Housing Starts Drop in December
Some chilling news for the housing market.
In December, builders broke ground on fewer homes than what analysts had expected, dampening enthusiasm about a quick market turnaround. Housing starts fell 4.1 percent to a 657,000 annual rate, according to the Commerce Department. Analysts polled by Bloomberg were expecting an annual rate of 680,000 starts. The numbers were down 0.1 percent from the previous month, but up 7.8 percent when compared to the same year ago period, a department release said.
The drop in December’s numbers indicate a slowdown in construction of apartment buildings, according to Bloomberg. Economic uncertainty, depreciating home values, foreclosures, joblessness and a flood of inventory in the market has discouraged builders from shoveling dirt for new projects.
“There’s little reason for builders to ramp up residential construction in any strong way until we work off more of the existing supply of homes,” Sam Bullard, a senior economist at Wells Fargo Securities LLC in Charlotte, North Carolina told Bloomberg. Bullard was expecting a rate of 660,000 starts for December. “There’s still issues with foreclosures. We suspect prices are going to go down another 5 to 6 percent, but we do expect them to bottom this year and gradually pick up from there.”
The one good news is single-family home construction climbed 4.4 percent to 470,000 units. That makes a lot of home builders optimistic.
“The demand for new, single-family homes is finally starting to firm up in an increasing number of markets nationwide,” said Bob Nielsen, chairman of the National Association of Home Builders (NAHB) and a home builder from Reno, Nev in a release. “This emerging trend is allowing builders to put more crews back to work, and could be even stronger if not for the overly tight credit conditions that prevail for both builders and buyers, as well as the continuing foreclosure crisis and the challenges of obtaining accurate appraisal values on new homes.”
Nielsen said policymakers should be doing everything possible to address the problems plaguing the industry and help in the market’s recovery.
Home Builders’ Sentiment Rises
Despite the fall in housing starts in December, home builders’ sentiment climbed to its highest level this month since 2007. The National Association of Home Builders housing market index rose four points in January to 25. The results beat analysts’ expectations. Economists polled by Dow Jones Newswires were expecting a reading of 22, according to the Wall Street Journal. Although the reading is way below 50, a sign of a healthy housing market, the paper reported that the positive gain could be indicative of the housing market finally stirring up from its deep slumber.

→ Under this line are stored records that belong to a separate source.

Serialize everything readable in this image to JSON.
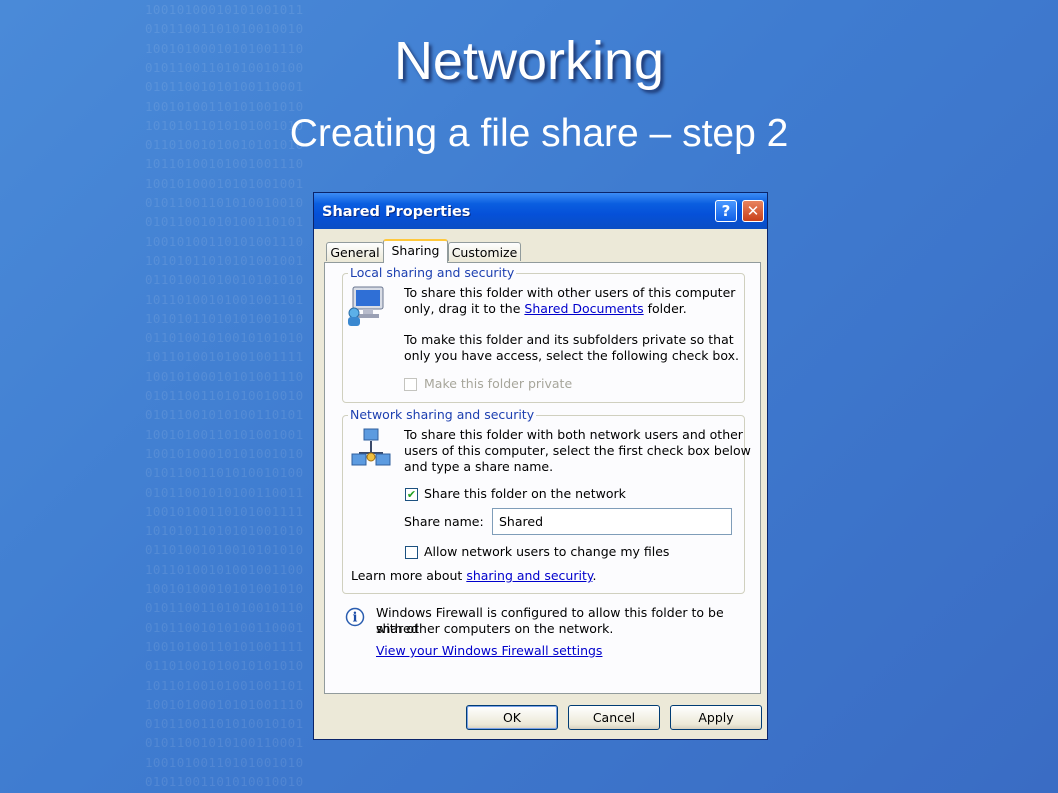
{
  "slide": {
    "title": "Networking",
    "subtitle": "Creating a file share – step 2",
    "background_binary": [
      "10010100010101001011",
      "01011001101010010010",
      "10010100010101001110",
      "01011001101010010100",
      "01011001010100110001",
      "10010100110101001010",
      "10101011010101001010",
      "01101001010010101010",
      "10110100101001001110",
      "10010100010101001001",
      "01011001101010010010",
      "01011001010100110101",
      "10010100110101001110",
      "10101011010101001001",
      "01101001010010101010",
      "10110100101001001101",
      "10101011010101001010",
      "01101001010010101010",
      "10110100101001001111",
      "10010100010101001110",
      "01011001101010010010",
      "01011001010100110101",
      "10010100110101001001",
      "10010100010101001010",
      "01011001101010010100",
      "01011001010100110011",
      "10010100110101001111",
      "10101011010101001010",
      "01101001010010101010",
      "10110100101001001100",
      "10010100010101001010",
      "01011001101010010110",
      "01011001010100110001",
      "10010100110101001111",
      "01101001010010101010",
      "10110100101001001101",
      "10010100010101001110",
      "01011001101010010101",
      "01011001010100110001",
      "10010100110101001010",
      "01011001101010010010"
    ]
  },
  "dialog": {
    "title": "Shared Properties",
    "help_glyph": "?",
    "close_glyph": "✕",
    "tabs": [
      {
        "label": "General"
      },
      {
        "label": "Sharing"
      },
      {
        "label": "Customize"
      }
    ],
    "local": {
      "legend": "Local sharing and security",
      "text1_a": "To share this folder with other users of this computer",
      "text1_b": "only, drag it to the ",
      "text1_link": "Shared Documents",
      "text1_c": " folder.",
      "text2_a": "To make this folder and its subfolders private so that",
      "text2_b": "only you have access, select the following check box.",
      "private_checkbox_label": "Make this folder private",
      "private_checked": false
    },
    "network": {
      "legend": "Network sharing and security",
      "text_a": "To share this folder with both network users and other",
      "text_b": "users of this computer, select the first check box below",
      "text_c": "and type a share name.",
      "share_checkbox_label": "Share this folder on the network",
      "share_checked": true,
      "share_mark": "✔",
      "share_name_label": "Share name:",
      "share_name_value": "Shared",
      "allow_checkbox_label": "Allow network users to change my files",
      "allow_checked": false,
      "learn_more_prefix": "Learn more about ",
      "learn_more_link": "sharing and security",
      "learn_more_suffix": "."
    },
    "firewall": {
      "info_glyph": "i",
      "text_a": "Windows Firewall is configured to allow this folder to be shared",
      "text_b": "with other computers on the network.",
      "link": "View your Windows Firewall settings"
    },
    "buttons": {
      "ok": "OK",
      "cancel": "Cancel",
      "apply": "Apply"
    }
  }
}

“This is not another false dawn; it’s the real deal,” Ian Shepherdson, chief U.S. economist at High Frequency Economics told the WSJ. He said that record low mortgage rates and improving job market are making people more “willing to take the plunge into housing.”
Improvements were recorded in all three components of the index. Current sales condition and the measure for traffic from potential buyers rose three points touching the highest level since June 2007. The measure for sales expectations in the next six months increased three points to 29.
But builders are still cautious, said NAHB Chief Economist David Crowe in a release.
“Many builders continue to voice concerns about potential clients being unable to qualify for an affordable mortgage, appraisals coming through below construction cost, and the continuing flow of foreclosed properties hitting the market,” Crowe said.
A Million Homeowners May Get Mortgage Write-Downs
U.S. Housing and Urban Development Secretary Shaun Donovan said this week that a proposed deal with banks over foreclosure processing could result in about one million homeowners getting mortgage write-downs. The agreement could mean the largest slash in mortgage payments since the credit crisis happened, Reuters reported.
“We’re very close to a settlement that would both fix the servicing problems, but also help over a million families around the country stay in their homes and get help,” Donovan said at a U.S. Conference of Mayors meeting in Washington, according to Reuters.
The deal could provide about $20,000 reduction for each of the million borrowers, Reuters said.
It could also save a lot of homes from ending up in the foreclosure pool.
The announcement comes in the wake of dialogues between federal and state and bank officials to resolve accusations of misconduct in foreclosure processing. In return for the relief for homeowners, estimated between $20 billion to $25 billion, Bank of America Corp, Wells Fargo & Co, JPMorgan Chase & Co, Citigroup and Ally Financial Inc., will be able to avoid potential lawsuits from the government.